I have now owned my CTS New Daily Missal, the “people’s edition” with the new translation of the Mass, for a month. It is a handsome, beautifully produced volume and it has seen me through Holy Week and the Triduum, as well as Sunday and weekday Masses. Combining Sundays and weekdays, it is also a weighty tome. This is not a criticism – but it has taken some time to familiarise myself with the different sections. Now I have the six tassels in their right places to help me negotiate major feasts, saints’ days, liturgical seasons, Eucharistic prayers and so on; they are in the liturgical colours too: red, green gold, purple and two shades of rose. In his blog about the new Sunday Missal, William Oddie thought two tassels was not enough; six seems about right.
As the CTS points out, this Missal suffices for every Mass of the year – as long as you don’t mind its bulk.
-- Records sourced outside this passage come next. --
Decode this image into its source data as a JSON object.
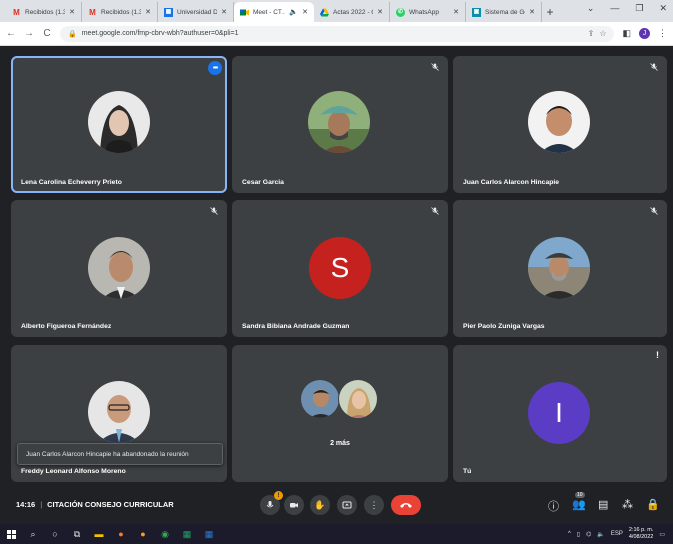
{
  "browser": {
    "tabs": [
      {
        "title": "Recibidos (1.3…",
        "icon": "gmail-icon",
        "active": false
      },
      {
        "title": "Recibidos (1.3…",
        "icon": "gmail-icon",
        "active": false
      },
      {
        "title": "Universidad D…",
        "icon": "university-icon",
        "active": false
      },
      {
        "title": "Meet - CT…",
        "icon": "meet-icon",
        "active": true
      },
      {
        "title": "Actas 2022 - G…",
        "icon": "drive-icon",
        "active": false
      },
      {
        "title": "WhatsApp",
        "icon": "whatsapp-icon",
        "active": false
      },
      {
        "title": "Sistema de Ge…",
        "icon": "system-icon",
        "active": false
      }
    ],
    "new_tab": "+",
    "url": "meet.google.com/fmp-cbrv-wbh?authuser=0&pli=1",
    "profile_initial": "J"
  },
  "participants": [
    {
      "name": "Lena Carolina Echeverry Prieto",
      "speaking": true
    },
    {
      "name": "Cesar Garcia"
    },
    {
      "name": "Juan Carlos Alarcon Hincapie"
    },
    {
      "name": "Alberto Figueroa Fernández"
    },
    {
      "name": "Sandra Bibiana Andrade Guzman",
      "initial": "S",
      "color": "#c5221f"
    },
    {
      "name": "Pier Paolo Zuniga Vargas"
    },
    {
      "name": "Freddy Leonard Alfonso Moreno"
    },
    {
      "more_label": "2 más"
    },
    {
      "name": "Tú",
      "initial": "I",
      "color": "#5b3cc4"
    }
  ],
  "toast": "Juan Carlos Alarcon Hincapie ha abandonado la reunión",
  "meeting": {
    "time": "14:16",
    "title": "CITACIÓN CONSEJO CURRICULAR",
    "people_count": "10",
    "mic_badge": "!"
  },
  "taskbar": {
    "language": "ESP",
    "time": "2:16 p. m.",
    "date": "4/08/2022"
  }
}
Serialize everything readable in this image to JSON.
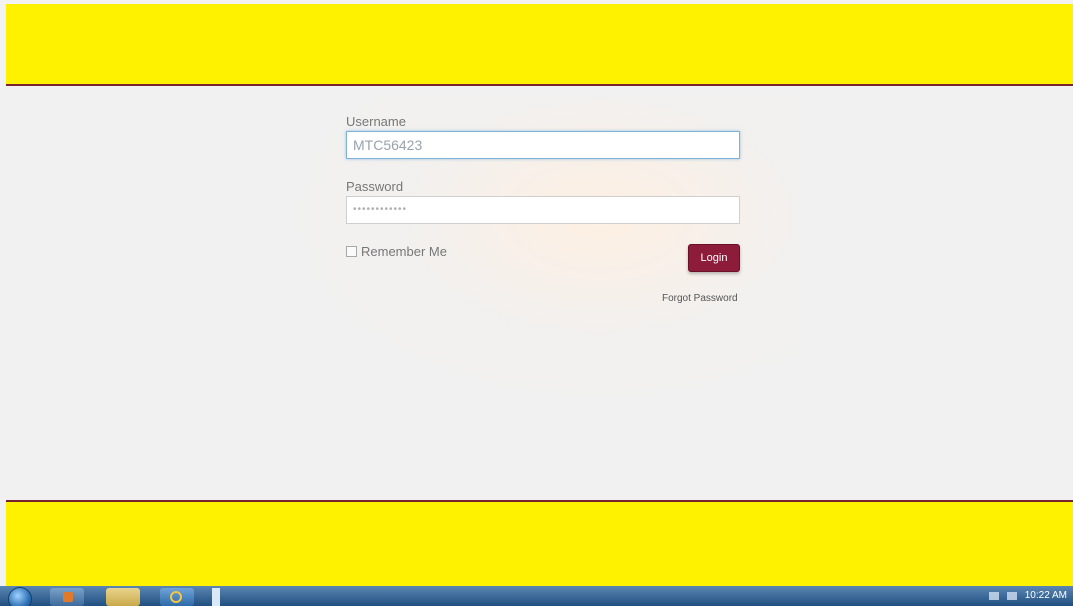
{
  "login": {
    "username_label": "Username",
    "username_value": "MTC56423",
    "password_label": "Password",
    "password_value": "••••••••••••",
    "remember_label": "Remember Me",
    "remember_checked": false,
    "login_button": "Login",
    "forgot_link": "Forgot Password"
  },
  "taskbar": {
    "clock_time": "10:22 AM",
    "items": [
      {
        "icon": "start-orb-icon"
      },
      {
        "icon": "media-player-icon"
      },
      {
        "icon": "folder-icon"
      },
      {
        "icon": "internet-explorer-icon"
      }
    ]
  },
  "colors": {
    "banner": "#fff200",
    "border": "#7a2330",
    "login_button": "#8d1b3a",
    "background": "#f1f1f1"
  }
}
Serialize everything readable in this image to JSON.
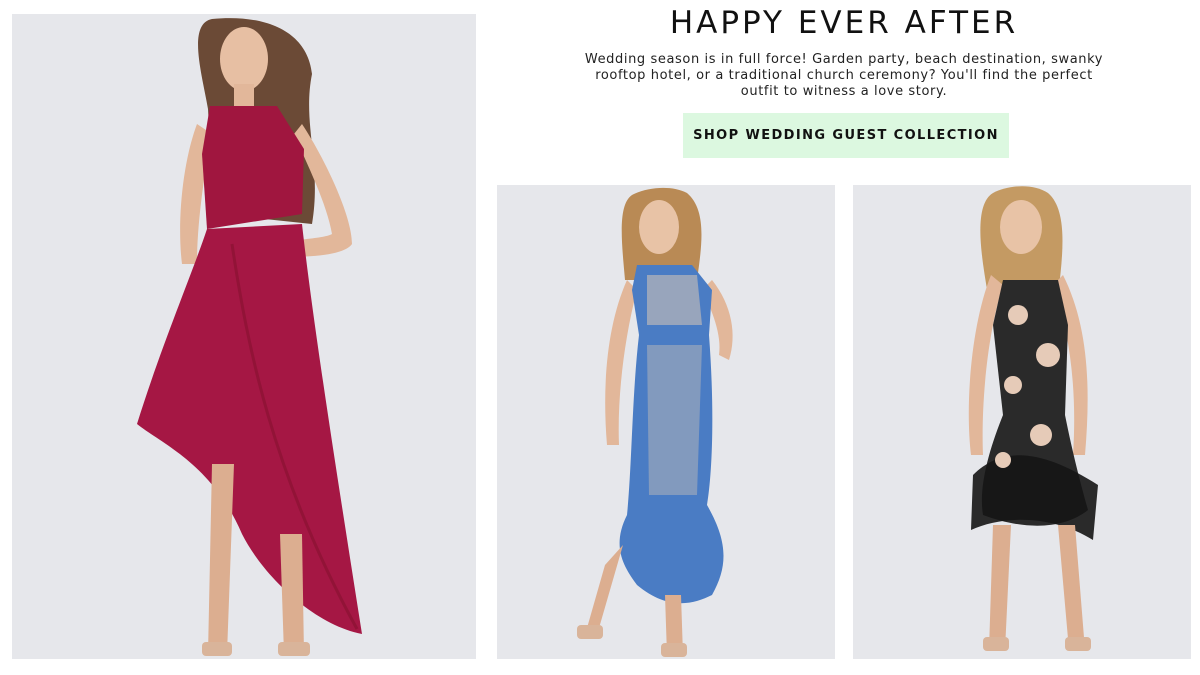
{
  "promo": {
    "headline": "HAPPY EVER AFTER",
    "intro": "Wedding season is in full force! Garden party, beach destination, swanky rooftop hotel, or a traditional church ceremony? You'll find the perfect outfit to witness a love story.",
    "cta_label": "SHOP WEDDING GUEST COLLECTION",
    "cta_color": "#dcf8e0"
  },
  "products": [
    {
      "dress": "burgundy asymmetric high-low halter dress",
      "color": "#a0163f"
    },
    {
      "dress": "blue lace mermaid midi dress",
      "color": "#4a7cc4"
    },
    {
      "dress": "black mesh floral embroidered dress",
      "color": "#1a1a1a"
    }
  ],
  "colors": {
    "photo_background": "#e6e7eb",
    "text": "#111111"
  }
}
Having earlier taken possession of the slimmer CTS new Sunday Missal, I think I shall stick to this for Sundays. But if I were shipwrecked on a desert island and could take only one book with me, according to the formula of Desert Island Discs, I would now choose the New Daily Missal. In the past I might have thought pretentiously of asking for Proust – 12 volumes instead of one, not to mention the sufferings of Swann – but honestly: with no one to talk to and the days stretching ahead, the best way to cope – and stave off madness – would be to mark the days according to the supernatural calendar and stick to a daily routine of prayer. That way I would at least be in spiritual communion with the rest of the world.
Having attended Mass yesterday, for Thursday the second week of Easter, I was curious to contrast the two translations. My old weekday Missal has the entrance antiphon as “When you walked at the head of your people, O God, and lived with them on their journey, the earth shook at your presence, and the skies poured forth their rain, alleluia.” The new CTS daily missal has, “O God, when you went forth before your people/marching with them and living among them/ the earth trembled, heavens poured down rain, alleluia.” There is not so much of a change here as in eg the Eucharistic Prayers. Others more knowledgeable than me have written at length about the new translation; I think it emphasises, more than the old one, the reverence we owe to God and the proper humility required to address him.
As well as the well-chosen illustrations, taken from a 13th-century psalter of the French School, it is also good to have the brief biographies of the saints of the Roman calendar in this missal; and for the Sundays of the year, extracts from homilies of John Paul II and Benedict XVI. As with the old Roman Missal, all prayers are in Latin as well as English.
Speaking of my Roman Missal, which I received for my Confirmation, aged 11, I see that its table of Sundays and moveable feasts runs from 1957 to 1984: from Harold Macmillan to Orwell’s dystopia. I was given my copy in 1957 and thought the final date would never arrive. Before that, for my First Communion, I had been given what was then a popular children’s missal called “The Treasury of the Sacred Heart”, with the moveable feasts running from 1950 to 1976: from the dogma of the Assumption to the summer of the drought. My Roman Missal was then replaced by the Novus Ordo missal, with the calendar running from 1974 to 1999: from the Three Day Week to the Millennium. Time has hurtled on; the table of principal celebrations in the CTS New Daily Missal runs from AD 2010 to 2039. Heavens! With all the dire predictions thrown at us daily in the national press – from mass obesity to climate change, from population shrinkage to the march of Islam – I wonder if I’ll ever get there.
It doesn’t matter if I don’t. Opening my new missal at random, I read the entrance antiphon for the 29th Sunday in ordinary time: “To you I call; for you will surely heed me, O God; turn your ear to me; hear my words. Guard me as the apple of your eye; in the shadow of your wings protect me.”
Amen to all that.